> [EXERCISE OBJECTIVE]
Set down the data below exactly; pictures stay out.
THE RECORDS Start Marker
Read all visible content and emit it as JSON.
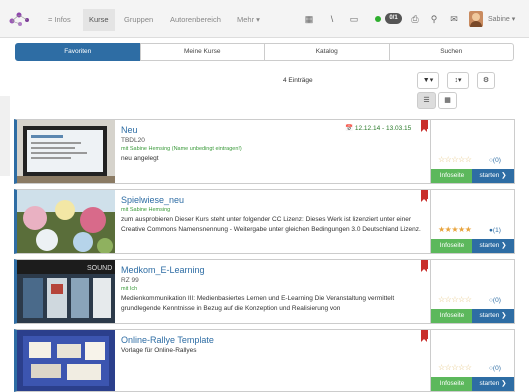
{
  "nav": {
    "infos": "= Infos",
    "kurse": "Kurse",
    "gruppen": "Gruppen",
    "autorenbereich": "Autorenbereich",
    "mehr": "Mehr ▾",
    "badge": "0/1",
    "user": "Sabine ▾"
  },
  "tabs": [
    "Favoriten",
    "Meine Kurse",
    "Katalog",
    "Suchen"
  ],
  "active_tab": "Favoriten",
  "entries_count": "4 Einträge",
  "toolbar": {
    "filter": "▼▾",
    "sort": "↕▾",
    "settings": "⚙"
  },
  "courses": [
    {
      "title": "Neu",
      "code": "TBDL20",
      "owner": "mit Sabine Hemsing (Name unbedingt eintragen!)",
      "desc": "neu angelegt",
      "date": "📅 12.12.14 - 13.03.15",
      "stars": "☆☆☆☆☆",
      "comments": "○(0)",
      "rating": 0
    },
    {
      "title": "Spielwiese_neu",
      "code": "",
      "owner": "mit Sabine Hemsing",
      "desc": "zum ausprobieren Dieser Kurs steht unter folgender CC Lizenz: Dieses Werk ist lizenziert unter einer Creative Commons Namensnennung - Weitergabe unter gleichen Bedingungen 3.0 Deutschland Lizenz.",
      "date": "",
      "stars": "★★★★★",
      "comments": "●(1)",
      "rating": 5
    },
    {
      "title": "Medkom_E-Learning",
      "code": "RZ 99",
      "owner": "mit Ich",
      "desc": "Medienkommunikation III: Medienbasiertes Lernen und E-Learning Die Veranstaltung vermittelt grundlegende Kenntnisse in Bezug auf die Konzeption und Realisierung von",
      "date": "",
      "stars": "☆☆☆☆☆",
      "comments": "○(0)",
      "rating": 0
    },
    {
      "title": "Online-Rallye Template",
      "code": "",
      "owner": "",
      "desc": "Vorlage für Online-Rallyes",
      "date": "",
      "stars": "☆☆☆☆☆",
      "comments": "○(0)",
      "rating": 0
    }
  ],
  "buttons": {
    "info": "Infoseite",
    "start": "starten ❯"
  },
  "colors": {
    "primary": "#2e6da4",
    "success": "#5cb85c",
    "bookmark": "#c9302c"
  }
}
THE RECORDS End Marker
> [YOUR RESPONSE]
Read all visible content and emit it as JSON.
{
  "nav": {
    "infos": "= Infos",
    "kurse": "Kurse",
    "gruppen": "Gruppen",
    "autorenbereich": "Autorenbereich",
    "mehr": "Mehr ▾",
    "badge": "0/1",
    "user": "Sabine ▾"
  },
  "tabs": [
    "Favoriten",
    "Meine Kurse",
    "Katalog",
    "Suchen"
  ],
  "active_tab": "Favoriten",
  "entries_count": "4 Einträge",
  "toolbar": {
    "filter": "▼▾",
    "sort": "↕▾",
    "settings": "⚙"
  },
  "courses": [
    {
      "title": "Neu",
      "code": "TBDL20",
      "owner": "mit Sabine Hemsing (Name unbedingt eintragen!)",
      "desc": "neu angelegt",
      "date": "📅 12.12.14 - 13.03.15",
      "stars": "☆☆☆☆☆",
      "comments": "○(0)",
      "rating": 0
    },
    {
      "title": "Spielwiese_neu",
      "code": "",
      "owner": "mit Sabine Hemsing",
      "desc": "zum ausprobieren Dieser Kurs steht unter folgender CC Lizenz: Dieses Werk ist lizenziert unter einer Creative Commons Namensnennung - Weitergabe unter gleichen Bedingungen 3.0 Deutschland Lizenz.",
      "date": "",
      "stars": "★★★★★",
      "comments": "●(1)",
      "rating": 5
    },
    {
      "title": "Medkom_E-Learning",
      "code": "RZ 99",
      "owner": "mit Ich",
      "desc": "Medienkommunikation III: Medienbasiertes Lernen und E-Learning Die Veranstaltung vermittelt grundlegende Kenntnisse in Bezug auf die Konzeption und Realisierung von",
      "date": "",
      "stars": "☆☆☆☆☆",
      "comments": "○(0)",
      "rating": 0
    },
    {
      "title": "Online-Rallye Template",
      "code": "",
      "owner": "",
      "desc": "Vorlage für Online-Rallyes",
      "date": "",
      "stars": "☆☆☆☆☆",
      "comments": "○(0)",
      "rating": 0
    }
  ],
  "buttons": {
    "info": "Infoseite",
    "start": "starten ❯"
  },
  "colors": {
    "primary": "#2e6da4",
    "success": "#5cb85c",
    "bookmark": "#c9302c"
  }
}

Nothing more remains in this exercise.